4 Crucial Considerations When Including A Pool In Your Landscape Design

One of the most significant elements of a new garden that landscapers are asked to include in the design is a pool. Normally it is better to try and use a landscape designer experienced with pool design (obviously). Whether it be Olympic sized in a massive garden or a small paddling pool, a pool is a significant undertaking for any landscaper and one which both they and their clients must discuss at length. Bear in mind, that unlike some features in landscaped gardens, a pool cannot easily be moved or replaced.

It is for that reason that we mentioned the client and landscapers discussing the pool in detail. During these discussions, several factors concerning the pool will be decided. These decisions will normally fall under one of four major areas, which we have detailed for you below to hopefully give you a clearer understanding of what you and your landscaper must discuss.


For many, this is probably the most difficult to answer. They know they want a pool in their new landscaped garden, but are unsure as to why or how they believe it will enhance the overall design. Note there is nothing wrong with sticking to “I simply want a pool”, and not considering its concept any further.

However, the overall design and finished pool will be enhanced if you can conceptualise what you want your pool area to be. If it is going to be for more than simply swimming and paddling then consider whether you see it as an aid to fitness, relaxation, entertaining, or as a centrepiece to the entire landscape design.


Following on from considering the conception of your pool, you now start getting into some specifics and in particular how you wish your pool to function. This starts from choosing the location of the pool with considerations such as having it all in direct sunshine, or partly in shade.
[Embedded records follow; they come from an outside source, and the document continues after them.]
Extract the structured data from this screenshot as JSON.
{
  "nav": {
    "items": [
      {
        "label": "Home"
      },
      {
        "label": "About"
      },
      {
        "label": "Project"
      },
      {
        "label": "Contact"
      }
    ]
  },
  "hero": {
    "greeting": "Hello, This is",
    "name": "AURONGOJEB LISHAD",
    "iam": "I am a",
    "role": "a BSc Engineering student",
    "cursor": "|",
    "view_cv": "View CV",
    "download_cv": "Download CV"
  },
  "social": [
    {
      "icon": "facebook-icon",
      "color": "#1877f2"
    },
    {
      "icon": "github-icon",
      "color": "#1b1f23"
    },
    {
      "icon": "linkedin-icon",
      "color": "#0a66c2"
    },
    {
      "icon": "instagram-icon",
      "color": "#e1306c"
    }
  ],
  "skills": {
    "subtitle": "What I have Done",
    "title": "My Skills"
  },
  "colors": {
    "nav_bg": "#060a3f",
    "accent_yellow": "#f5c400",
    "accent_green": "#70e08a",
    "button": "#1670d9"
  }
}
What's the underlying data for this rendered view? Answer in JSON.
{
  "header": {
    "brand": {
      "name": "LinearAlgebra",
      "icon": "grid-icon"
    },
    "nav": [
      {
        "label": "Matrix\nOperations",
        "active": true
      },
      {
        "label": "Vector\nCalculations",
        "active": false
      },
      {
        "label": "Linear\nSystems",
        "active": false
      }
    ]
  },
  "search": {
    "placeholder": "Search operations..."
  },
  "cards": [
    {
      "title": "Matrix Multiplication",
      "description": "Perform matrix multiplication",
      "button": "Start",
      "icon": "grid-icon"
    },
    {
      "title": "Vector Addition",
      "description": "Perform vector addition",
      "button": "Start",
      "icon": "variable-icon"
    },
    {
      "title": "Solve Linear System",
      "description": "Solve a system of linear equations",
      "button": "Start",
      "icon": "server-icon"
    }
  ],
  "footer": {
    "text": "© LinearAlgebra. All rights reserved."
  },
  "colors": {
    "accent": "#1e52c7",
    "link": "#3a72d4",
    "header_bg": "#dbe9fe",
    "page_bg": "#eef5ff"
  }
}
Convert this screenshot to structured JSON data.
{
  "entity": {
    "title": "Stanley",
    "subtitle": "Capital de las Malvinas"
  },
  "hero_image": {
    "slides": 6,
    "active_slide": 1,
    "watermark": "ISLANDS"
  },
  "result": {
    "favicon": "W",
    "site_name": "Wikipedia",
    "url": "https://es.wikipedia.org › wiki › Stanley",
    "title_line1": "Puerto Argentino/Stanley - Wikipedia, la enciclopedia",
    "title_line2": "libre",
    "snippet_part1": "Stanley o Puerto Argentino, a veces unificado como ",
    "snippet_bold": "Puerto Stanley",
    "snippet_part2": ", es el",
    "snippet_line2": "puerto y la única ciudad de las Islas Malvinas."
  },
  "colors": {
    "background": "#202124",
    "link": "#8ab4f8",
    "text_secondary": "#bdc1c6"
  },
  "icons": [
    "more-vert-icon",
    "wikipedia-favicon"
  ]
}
Other decisions to be made are how to ensure that the design provides privacy for you, your family, and your guests when using the pool. It is also best practice that the pool can be viewed fully from the house. Next, consider extras such as a diving board, a nearby shower, or what some consider the ultimate extra, a whirlpool.


You have sorted the concept and how your pool will function, now it is time to decide on how your pool and the surrounding area are going to look. This will be heavily influenced by the size and shape of your garden, plus the other design elements you are including.

Some of the basic decisions include the size of the pool, its shape, the size, shape, and design of the pool tiles, and the area around the pool such as whether this will be stone, tiles, or decking. Also, think of other design elements that will influence the pool area’s aesthetics including seating, back panels, and plants.


Undoubtedly, the overriding thought that should be applied to everything relating to your new garden pool is safety. Bear in mind, unlike public pools and many beaches there will be no lifeguard on hand should someone get into difficulty. The minimum should be that there is at least one lifebuoy adjacent to the pool. Also, pool depths should be indicated.

We suggest that a means of covering the pool or locking the area to prevent access to it is included if possible. This will be particularly desirable if you have young children. Finally, ensure that the surfaces around the pool have texture to prevent them from becoming slippery when wet.